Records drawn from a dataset
━━━━━━━━

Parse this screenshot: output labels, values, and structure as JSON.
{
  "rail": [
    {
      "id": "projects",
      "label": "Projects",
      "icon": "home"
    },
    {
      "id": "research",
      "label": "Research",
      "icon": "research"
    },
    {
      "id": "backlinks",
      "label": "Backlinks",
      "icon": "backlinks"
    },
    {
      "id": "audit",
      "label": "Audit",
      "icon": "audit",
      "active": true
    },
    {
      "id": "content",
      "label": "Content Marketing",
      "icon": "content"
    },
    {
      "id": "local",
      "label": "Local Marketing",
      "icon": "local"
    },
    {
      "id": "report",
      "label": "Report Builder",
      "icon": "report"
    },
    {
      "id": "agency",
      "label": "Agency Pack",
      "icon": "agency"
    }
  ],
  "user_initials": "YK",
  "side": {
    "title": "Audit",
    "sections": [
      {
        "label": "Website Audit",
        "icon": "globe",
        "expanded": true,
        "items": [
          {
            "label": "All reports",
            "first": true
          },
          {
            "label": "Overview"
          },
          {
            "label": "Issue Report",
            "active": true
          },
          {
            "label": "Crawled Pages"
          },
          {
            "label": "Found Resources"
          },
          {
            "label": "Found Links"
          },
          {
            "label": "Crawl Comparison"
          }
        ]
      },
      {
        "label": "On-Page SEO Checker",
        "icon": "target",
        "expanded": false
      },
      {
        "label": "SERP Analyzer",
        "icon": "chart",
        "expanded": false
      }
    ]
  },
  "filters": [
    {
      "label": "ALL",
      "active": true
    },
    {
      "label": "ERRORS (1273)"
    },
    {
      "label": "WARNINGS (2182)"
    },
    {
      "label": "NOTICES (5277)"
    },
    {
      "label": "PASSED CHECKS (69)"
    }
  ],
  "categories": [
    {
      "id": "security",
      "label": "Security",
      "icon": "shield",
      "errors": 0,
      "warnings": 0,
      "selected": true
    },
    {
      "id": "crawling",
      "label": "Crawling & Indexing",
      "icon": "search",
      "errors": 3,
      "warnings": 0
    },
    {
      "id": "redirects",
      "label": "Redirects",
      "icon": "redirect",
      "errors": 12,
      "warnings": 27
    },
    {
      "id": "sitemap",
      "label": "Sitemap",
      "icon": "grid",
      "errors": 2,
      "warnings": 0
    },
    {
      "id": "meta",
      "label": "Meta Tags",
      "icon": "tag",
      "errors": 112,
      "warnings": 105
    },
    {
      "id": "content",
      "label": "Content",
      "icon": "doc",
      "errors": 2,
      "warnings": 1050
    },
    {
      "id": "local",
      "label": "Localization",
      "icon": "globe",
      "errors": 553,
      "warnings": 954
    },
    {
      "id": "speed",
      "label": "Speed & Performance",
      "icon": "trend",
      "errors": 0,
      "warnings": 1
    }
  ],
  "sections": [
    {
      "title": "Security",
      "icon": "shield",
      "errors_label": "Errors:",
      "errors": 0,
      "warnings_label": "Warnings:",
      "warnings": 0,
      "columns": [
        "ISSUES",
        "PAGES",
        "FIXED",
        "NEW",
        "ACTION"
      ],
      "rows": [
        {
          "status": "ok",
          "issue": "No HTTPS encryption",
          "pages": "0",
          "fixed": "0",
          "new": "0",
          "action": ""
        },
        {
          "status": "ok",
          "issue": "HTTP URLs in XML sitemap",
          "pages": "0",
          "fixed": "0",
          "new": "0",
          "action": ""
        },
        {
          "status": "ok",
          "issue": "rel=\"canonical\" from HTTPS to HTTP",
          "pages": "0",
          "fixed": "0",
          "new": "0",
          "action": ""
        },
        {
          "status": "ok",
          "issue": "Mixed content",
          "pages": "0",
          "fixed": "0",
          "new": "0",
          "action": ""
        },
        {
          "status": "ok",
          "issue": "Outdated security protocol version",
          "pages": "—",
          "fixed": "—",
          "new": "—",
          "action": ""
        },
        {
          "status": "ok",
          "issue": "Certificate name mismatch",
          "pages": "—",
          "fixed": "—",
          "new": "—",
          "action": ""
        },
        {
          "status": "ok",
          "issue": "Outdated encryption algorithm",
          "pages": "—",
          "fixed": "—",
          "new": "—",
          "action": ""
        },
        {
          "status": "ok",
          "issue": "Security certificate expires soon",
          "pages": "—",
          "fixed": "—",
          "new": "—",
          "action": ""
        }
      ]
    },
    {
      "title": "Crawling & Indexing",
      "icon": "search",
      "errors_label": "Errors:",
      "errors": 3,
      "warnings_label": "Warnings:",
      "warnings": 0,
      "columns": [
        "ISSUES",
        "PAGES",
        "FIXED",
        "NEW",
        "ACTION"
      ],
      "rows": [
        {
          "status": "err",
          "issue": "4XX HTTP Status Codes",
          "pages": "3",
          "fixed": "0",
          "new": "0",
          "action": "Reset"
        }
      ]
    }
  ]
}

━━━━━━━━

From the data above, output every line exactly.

Parse this screenshot: output labels, values, and structure as JSON.
{
  "rail": [
    {
      "id": "projects",
      "label": "Projects",
      "icon": "home"
    },
    {
      "id": "research",
      "label": "Research",
      "icon": "research"
    },
    {
      "id": "backlinks",
      "label": "Backlinks",
      "icon": "backlinks"
    },
    {
      "id": "audit",
      "label": "Audit",
      "icon": "audit",
      "active": true
    },
    {
      "id": "content",
      "label": "Content Marketing",
      "icon": "content"
    },
    {
      "id": "local",
      "label": "Local Marketing",
      "icon": "local"
    },
    {
      "id": "report",
      "label": "Report Builder",
      "icon": "report"
    },
    {
      "id": "agency",
      "label": "Agency Pack",
      "icon": "agency"
    }
  ],
  "user_initials": "YK",
  "side": {
    "title": "Audit",
    "sections": [
      {
        "label": "Website Audit",
        "icon": "globe",
        "expanded": true,
        "items": [
          {
            "label": "All reports",
            "first": true
          },
          {
            "label": "Overview"
          },
          {
            "label": "Issue Report",
            "active": true
          },
          {
            "label": "Crawled Pages"
          },
          {
            "label": "Found Resources"
          },
          {
            "label": "Found Links"
          },
          {
            "label": "Crawl Comparison"
          }
        ]
      },
      {
        "label": "On-Page SEO Checker",
        "icon": "target",
        "expanded": false
      },
      {
        "label": "SERP Analyzer",
        "icon": "chart",
        "expanded": false
      }
    ]
  },
  "filters": [
    {
      "label": "ALL",
      "active": true
    },
    {
      "label": "ERRORS (1273)"
    },
    {
      "label": "WARNINGS (2182)"
    },
    {
      "label": "NOTICES (5277)"
    },
    {
      "label": "PASSED CHECKS (69)"
    }
  ],
  "categories": [
    {
      "id": "security",
      "label": "Security",
      "icon": "shield",
      "errors": 0,
      "warnings": 0,
      "selected": true
    },
    {
      "id": "crawling",
      "label": "Crawling & Indexing",
      "icon": "search",
      "errors": 3,
      "warnings": 0
    },
    {
      "id": "redirects",
      "label": "Redirects",
      "icon": "redirect",
      "errors": 12,
      "warnings": 27
    },
    {
      "id": "sitemap",
      "label": "Sitemap",
      "icon": "grid",
      "errors": 2,
      "warnings": 0
    },
    {
      "id": "meta",
      "label": "Meta Tags",
      "icon": "tag",
      "errors": 112,
      "warnings": 105
    },
    {
      "id": "content",
      "label": "Content",
      "icon": "doc",
      "errors": 2,
      "warnings": 1050
    },
    {
      "id": "local",
      "label": "Localization",
      "icon": "globe",
      "errors": 553,
      "warnings": 954
    },
    {
      "id": "speed",
      "label": "Speed & Performance",
      "icon": "trend",
      "errors": 0,
      "warnings": 1
    }
  ],
  "sections": [
    {
      "title": "Security",
      "icon": "shield",
      "errors_label": "Errors:",
      "errors": 0,
      "warnings_label": "Warnings:",
      "warnings": 0,
      "columns": [
        "ISSUES",
        "PAGES",
        "FIXED",
        "NEW",
        "ACTION"
      ],
      "rows": [
        {
          "status": "ok",
          "issue": "No HTTPS encryption",
          "pages": "0",
          "fixed": "0",
          "new": "0",
          "action": ""
        },
        {
          "status": "ok",
          "issue": "HTTP URLs in XML sitemap",
          "pages": "0",
          "fixed": "0",
          "new": "0",
          "action": ""
        },
        {
          "status": "ok",
          "issue": "rel=\"canonical\" from HTTPS to HTTP",
          "pages": "0",
          "fixed": "0",
          "new": "0",
          "action": ""
        },
        {
          "status": "ok",
          "issue": "Mixed content",
          "pages": "0",
          "fixed": "0",
          "new": "0",
          "action": ""
        },
        {
          "status": "ok",
          "issue": "Outdated security protocol version",
          "pages": "—",
          "fixed": "—",
          "new": "—",
          "action": ""
        },
        {
          "status": "ok",
          "issue": "Certificate name mismatch",
          "pages": "—",
          "fixed": "—",
          "new": "—",
          "action": ""
        },
        {
          "status": "ok",
          "issue": "Outdated encryption algorithm",
          "pages": "—",
          "fixed": "—",
          "new": "—",
          "action": ""
        },
        {
          "status": "ok",
          "issue": "Security certificate expires soon",
          "pages": "—",
          "fixed": "—",
          "new": "—",
          "action": ""
        }
      ]
    },
    {
      "title": "Crawling & Indexing",
      "icon": "search",
      "errors_label": "Errors:",
      "errors": 3,
      "warnings_label": "Warnings:",
      "warnings": 0,
      "columns": [
        "ISSUES",
        "PAGES",
        "FIXED",
        "NEW",
        "ACTION"
      ],
      "rows": [
        {
          "status": "err",
          "issue": "4XX HTTP Status Codes",
          "pages": "3",
          "fixed": "0",
          "new": "0",
          "action": "Reset"
        }
      ]
    }
  ]
}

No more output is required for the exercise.